The United States 2020 presidential race was another tightly contested competition and an emotional roller coaster. With topics like the COVID-19 pandemic, racial tensions, the economy and climate at the forefront of the race, Democratic presidential candidate Joe Biden, and current President Donald Trump campaigned hard in swing states, both looking for an edge against each other. With the weight this election brings, NAU athletes have decided to make their voices heard, as well as do their part getting information out on topics like voting registration deadlines and mail-in ballot drop-off locations.
NAU graduate student and linebacker Tristen Vance said he is afraid to voice how he feels and let people know what he is thinking. From starting his own social justice podcast with teammate and defensive lineman Brandon Lawless, to even being the focal point of a Joe Biden campaign ad, Vance spoke about how honored he was to be involved.
“It was definitely a very humbling experience, for a national campaign of this magnitude to want to recognize one individual at a smaller school in a smaller community like Flagstaff was super humbling,” Vance said. “One of [Biden’s] campaign managers actually reached out to me, and eventually they liked what I had to say and how I aligned with their principles and morals. Overall, I am super grateful for the opportunity, it was truly special to be selected.”
While Arizona has historically been considered a stronghold for the Republican Party,Biden is projected to win, leading Trump by a 2% margin.
It undoubtedly took a lot of courage for Vance to share his opinions and let them be shown on a national level. Vance also shared the response he received from people around him after the ad aired, and although there were some negative reactions, the reaction has been mostly positive.
“There has been a small population of negative feedback, but I knew it would come with that because of the stance that I took and the amount of division that politics can cause,” Vance said. “But overall, the reaction from my teammates, family, friends, has been a really great reception. It’s been powerful and reassuring to me that a lot of people are with me and support me. It touched a great number of people, and it was awesome to be a voice for not only myself, but for other people.”

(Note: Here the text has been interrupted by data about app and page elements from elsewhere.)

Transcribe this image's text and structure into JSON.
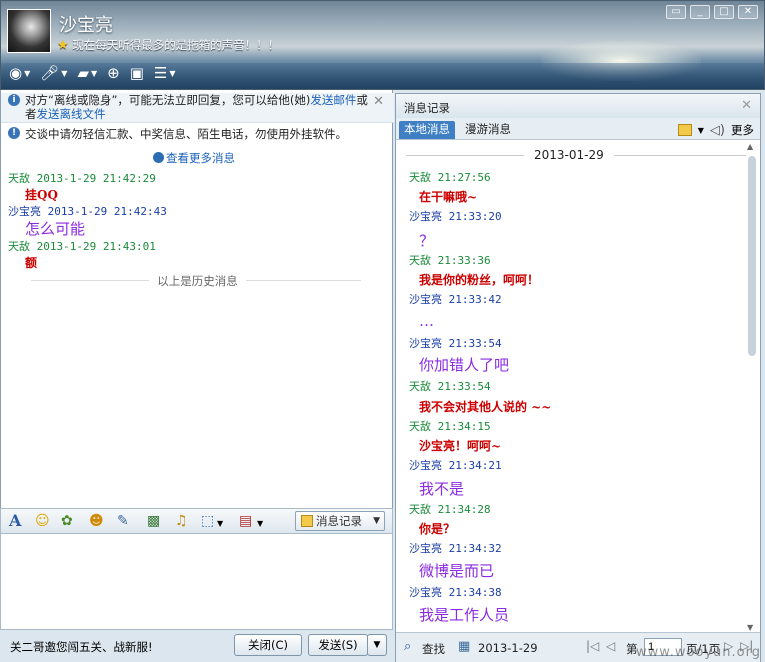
{
  "header": {
    "username": "沙宝亮",
    "signature": "现在每天听得最多的是拖箱的声音！！！",
    "window_controls": [
      "▭",
      "_",
      "□",
      "✕"
    ]
  },
  "toolbar": {
    "icons": [
      "video-call-icon",
      "voice-call-icon",
      "file-transfer-icon",
      "add-user-icon",
      "remote-desktop-icon",
      "more-apps-icon"
    ]
  },
  "left": {
    "notice1_text": "对方“离线或隐身”，可能无法立即回复，您可以给他(她)",
    "notice1_link1": "发送邮件",
    "notice1_mid": "或者",
    "notice1_link2": "发送离线文件",
    "notice2_text": "交谈中请勿轻信汇款、中奖信息、陌生电话，勿使用外挂软件。",
    "more_messages": "查看更多消息",
    "history_divider": "以上是历史消息",
    "messages": [
      {
        "meta": "天敌  2013-1-29 21:42:29",
        "text": "挂QQ"
      },
      {
        "meta": "沙宝亮  2013-1-29 21:42:43",
        "text": "怎么可能"
      },
      {
        "meta": "天敌  2013-1-29 21:43:01",
        "text": "额"
      }
    ]
  },
  "format_bar": {
    "msg_record_label": "消息记录"
  },
  "bottom": {
    "ad_text": "关二哥邀您闯五关、战新服!",
    "close_label": "关闭(C)",
    "send_label": "发送(S)"
  },
  "right": {
    "title": "消息记录",
    "tab_local": "本地消息",
    "tab_roam": "漫游消息",
    "more_label": "更多",
    "date": "2013-01-29",
    "messages": [
      {
        "meta": "天敌  21:27:56",
        "text": "在干嘛哦~"
      },
      {
        "meta": "沙宝亮  21:33:20",
        "text": "？"
      },
      {
        "meta": "天敌  21:33:36",
        "text": "我是你的粉丝，呵呵！"
      },
      {
        "meta": "沙宝亮  21:33:42",
        "text": "…"
      },
      {
        "meta": "沙宝亮  21:33:54",
        "text": "你加错人了吧"
      },
      {
        "meta": "天敌  21:33:54",
        "text": "我不会对其他人说的 ~~"
      },
      {
        "meta": "天敌  21:34:15",
        "text": "沙宝亮！呵呵~"
      },
      {
        "meta": "沙宝亮  21:34:21",
        "text": "我不是"
      },
      {
        "meta": "天敌  21:34:28",
        "text": "你是？"
      },
      {
        "meta": "沙宝亮  21:34:32",
        "text": "微博是而已"
      },
      {
        "meta": "沙宝亮  21:34:38",
        "text": "我是工作人员"
      }
    ],
    "search_label": "查找",
    "date_filter": "2013-1-29",
    "page_prefix": "第",
    "page_value": "1",
    "page_suffix": "页/1页"
  },
  "watermark": "www.wooyun.org",
  "colors": {
    "peer_name": "#1a8a3a",
    "self_name": "#1a3ea8",
    "peer_text": "#cc0000",
    "self_text": "#8a2be2",
    "tab_active": "#3f7fc4"
  }
}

Vance also explained how important he thinks it is for young people in the country to do their part and participate in this election by exercising their right to vote.
“It’s hard to find a word for how important it is,” Vance said. “In politics, a lot of times with our generation becoming a big piece of the voting population, it is up to us to gain the things and policies that we prioritize. I feel like, at the end of the day, voting is super important because for the people in minority groups, women, People of Color, they marched and protested just for us to have the right to vote. So, I believe that it is our duty and responsibility to honor them by voting.”
Vance is not the only member of NAU Athletics who is doing their part to get information out about the election. The NAU women’s basketball teamreleased a video via Twitter raising awareness about the voter registration deadline for Arizona residents.
Women’s basketball head coach Loree Payne has been a driving force through talking to her players about the social and political landscape. She shared how she feels a responsibility to not only show her players how to be good basketball players, but to show them how to be good leaders as well.
“Teaching leadership is more important than basketball,” Payne said. “Athletics is a huge part of what we’re doing, but at the end of the day, basketball, sports, only last for so long, as far as being an athlete goes. So, it’s important to give them a platform and allow them to use that platform to be an agent for change.”
Senior forward Khiarica Rasheed talked about how the idea for spreading the word on voting came about with the team.
“It’s just going along with the time and how important voting is,” Rasheed said. “We were already talking about things like social justice, and I think voting is a part of that. It was really a team effort, and the vibes of the times showed us that we should do this.”
Athletes who have raised awareness for things like social justice and voting have come under attack over recent years, whether it’s political commentators telling athletes to “shut up and dribble,” or Trump criticizing the NBA for taking a stand after the death of George Floyd.
Vance was open and honest about his thoughts on athletes discussing issues and politics in the U.S. He talked about how athletes are U.S. citizens first, and sports stars second.
“It’s really unfortunate that people have that opinion, because it shows a mindset that they want to marginalize a population, and oftentimes that population is majority African American,” Vance said. “To me, if you are wanting to mute the voices of those people, I think it shows a fear of the power an athlete has and the influence they have. I just don’t know what unqualifies an athlete from speaking out and bringing certain issues to the table.”
With the election underway, NAU athletes like Vance and Rasheed are ready to stand up and fight for what they believe is right. Whether Trump stays in the White House, or Biden moves in, it is undeniable that these athletes refuse to sit silently on the bench, and will fight to stay in the game.